Because knowledge plays an important role in the creation of wealth, economic actors often wish to skew the flow of knowledge in their favor. We ask, when will an actor socially close to the source of some knowledge have the greatest advantage over distant actors in receiving and building on the knowledge? Marrying a social network perspective with a view of knowledge transfer as a search process, we argue that the value of social proximity to the knowledge source depends crucially on the nature of the knowledge at hand. Simple knowledge diffuses equally to close and distant actors because distant recipients with poor connections to the source of the knowledge can compensate for their limited access by means of unaided local search. Complex knowledge resists diffusion even within the social circles in which it originated. With knowledge of moderate complexity, however, high-fidelity transmission along social networks combined with local search allows socially proximate recipients to receive and extend knowledge generated elsewhere, while interdependencies stymie more distant recipients who rely heavily on unaided search. To test this hypothesis, we examine patent data and compare citation rates across proximate and distant actors on three dimensions: (1) the inventor collaboration network; (2) firm membership; and (3) geography. We find robust support for the proposition that socially proximate actors have the greatest advantage over distant actors for knowledge of moderate complexity. We discuss the implications of our findings for the distribution of intra-industry profits, the geographic agglomeration of industries, the design of social networks within firms, and the modularization of technologies.

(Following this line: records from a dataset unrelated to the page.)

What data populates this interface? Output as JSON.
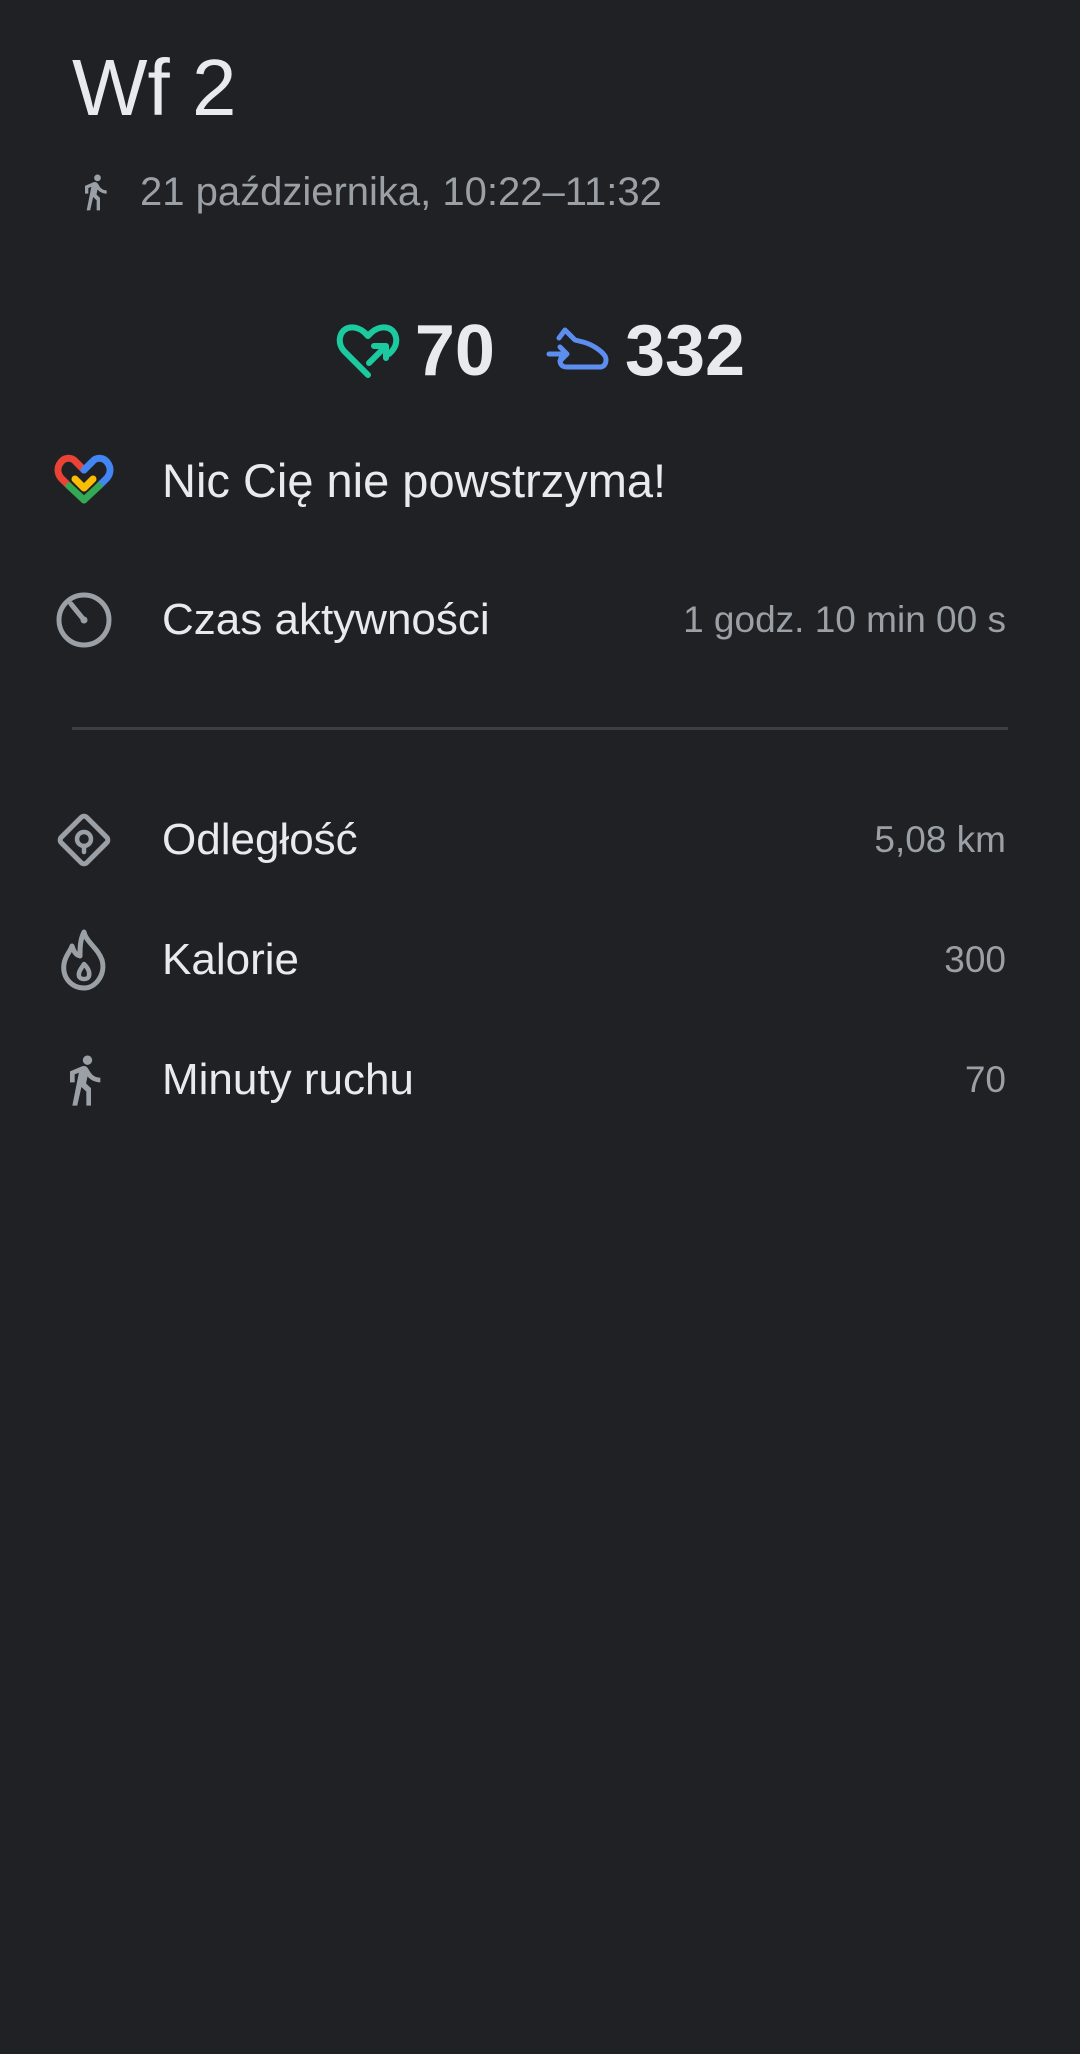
{
  "header": {
    "title": "Wf 2",
    "date_time": "21 października, 10:22–11:32",
    "activity_icon": "walking-person-icon"
  },
  "summary": {
    "heart_points": {
      "icon": "heart-points-icon",
      "value": "70",
      "color": "#1ccaa0"
    },
    "steps": {
      "icon": "steps-shoe-icon",
      "value": "332",
      "color": "#5c8ef0"
    }
  },
  "motivation": {
    "icon": "google-fit-logo-icon",
    "text": "Nic Cię nie powstrzyma!"
  },
  "active_time": {
    "icon": "timer-icon",
    "label": "Czas aktywności",
    "value": "1 godz. 10 min 00 s"
  },
  "metrics": [
    {
      "icon": "distance-icon",
      "label": "Odległość",
      "value": "5,08 km"
    },
    {
      "icon": "calories-flame-icon",
      "label": "Kalorie",
      "value": "300"
    },
    {
      "icon": "walking-person-icon",
      "label": "Minuty ruchu",
      "value": "70"
    }
  ],
  "colors": {
    "background": "#202124",
    "primary_text": "#e8eaed",
    "secondary_text": "#9aa0a6",
    "icon_gray": "#9aa0a6",
    "divider": "#3c4043"
  }
}
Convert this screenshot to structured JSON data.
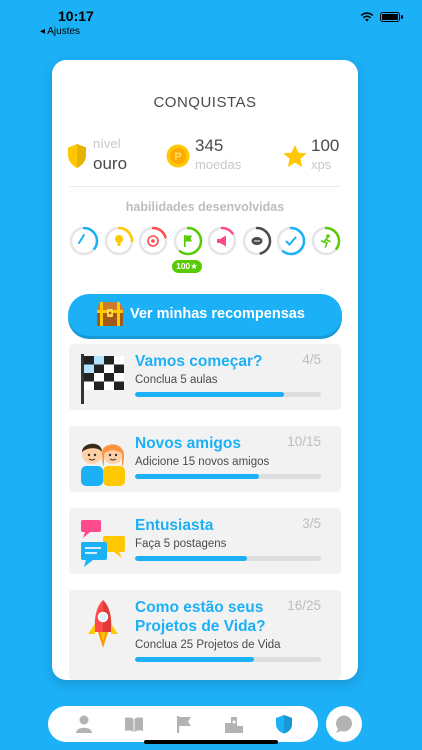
{
  "status": {
    "time": "10:17",
    "back_label": "◂ Ajustes"
  },
  "card": {
    "title": "CONQUISTAS",
    "stats": [
      {
        "icon": "shield-icon",
        "label": "nível",
        "value": "ouro"
      },
      {
        "icon": "coin-icon",
        "label": "moedas",
        "value": "345"
      },
      {
        "icon": "star-icon",
        "label": "xps",
        "value": "100"
      }
    ],
    "skills_title": "habilidades desenvolvidas",
    "skills": [
      {
        "icon": "gauge-icon",
        "color": "#1cb0f6",
        "progress": 0.35
      },
      {
        "icon": "lightbulb-icon",
        "color": "#ffc800",
        "progress": 0.25
      },
      {
        "icon": "target-icon",
        "color": "#ff4b4b",
        "progress": 0.2
      },
      {
        "icon": "flag-icon",
        "color": "#58cc02",
        "progress": 0.6
      },
      {
        "icon": "megaphone-icon",
        "color": "#ff4b8d",
        "progress": 0.15
      },
      {
        "icon": "handshake-icon",
        "color": "#4b4b4b",
        "progress": 0.45
      },
      {
        "icon": "check-icon",
        "color": "#1cb0f6",
        "progress": 0.6
      },
      {
        "icon": "runner-icon",
        "color": "#58cc02",
        "progress": 0.35
      }
    ],
    "skill_badge": "100★",
    "rewards_button": "Ver minhas recompensas",
    "achievements": [
      {
        "icon": "checkered-flag-icon",
        "title": "Vamos começar?",
        "count": "4/5",
        "desc": "Conclua 5 aulas",
        "progress": 0.8
      },
      {
        "icon": "friends-icon",
        "title": "Novos amigos",
        "count": "10/15",
        "desc": "Adicione 15 novos amigos",
        "progress": 0.667
      },
      {
        "icon": "chat-bubbles-icon",
        "title": "Entusiasta",
        "count": "3/5",
        "desc": "Faça 5 postagens",
        "progress": 0.6
      },
      {
        "icon": "rocket-icon",
        "title": "Como estão seus\nProjetos de Vida?",
        "count": "16/25",
        "desc": "Conclua 25 Projetos de Vida",
        "progress": 0.64
      }
    ]
  },
  "nav": {
    "items": [
      "profile-icon",
      "book-icon",
      "flag-icon",
      "leaderboard-icon",
      "shield-icon"
    ],
    "active": "shield-icon",
    "active_color": "#1cb0f6",
    "inactive_color": "#b3b3b3"
  }
}
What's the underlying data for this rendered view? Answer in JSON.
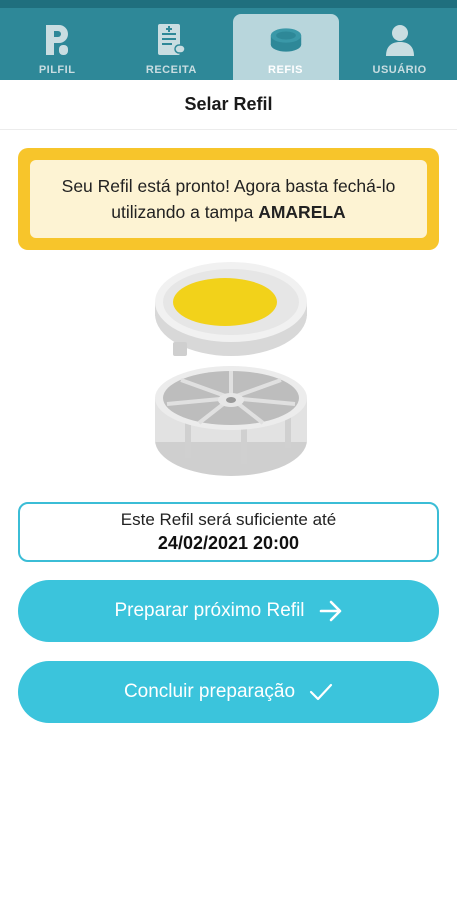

Research Policy, 35 (2006): 994-1017

Giacomo Negro and Olav Sorenson

We investigate the competitive consequence of vertical integration on organizational performance using a comprehensive dataset of U.S. motion picture production companies, which includes information on their vertical scope and competitive overlaps. Vertical integration appears to change the dynamics of competition in two ways: (i) it buffers the vertically integrated firms from environmental dependence and (ii) it intensifies competition among non-integrated organizations. In contrast to the existing literature, our results suggest that vertical integration has implications well beyond both the level of the individual transaction and even the internal efficiency of the integrated firm.

Advances in Strategic Management, 23 (2006): 367-403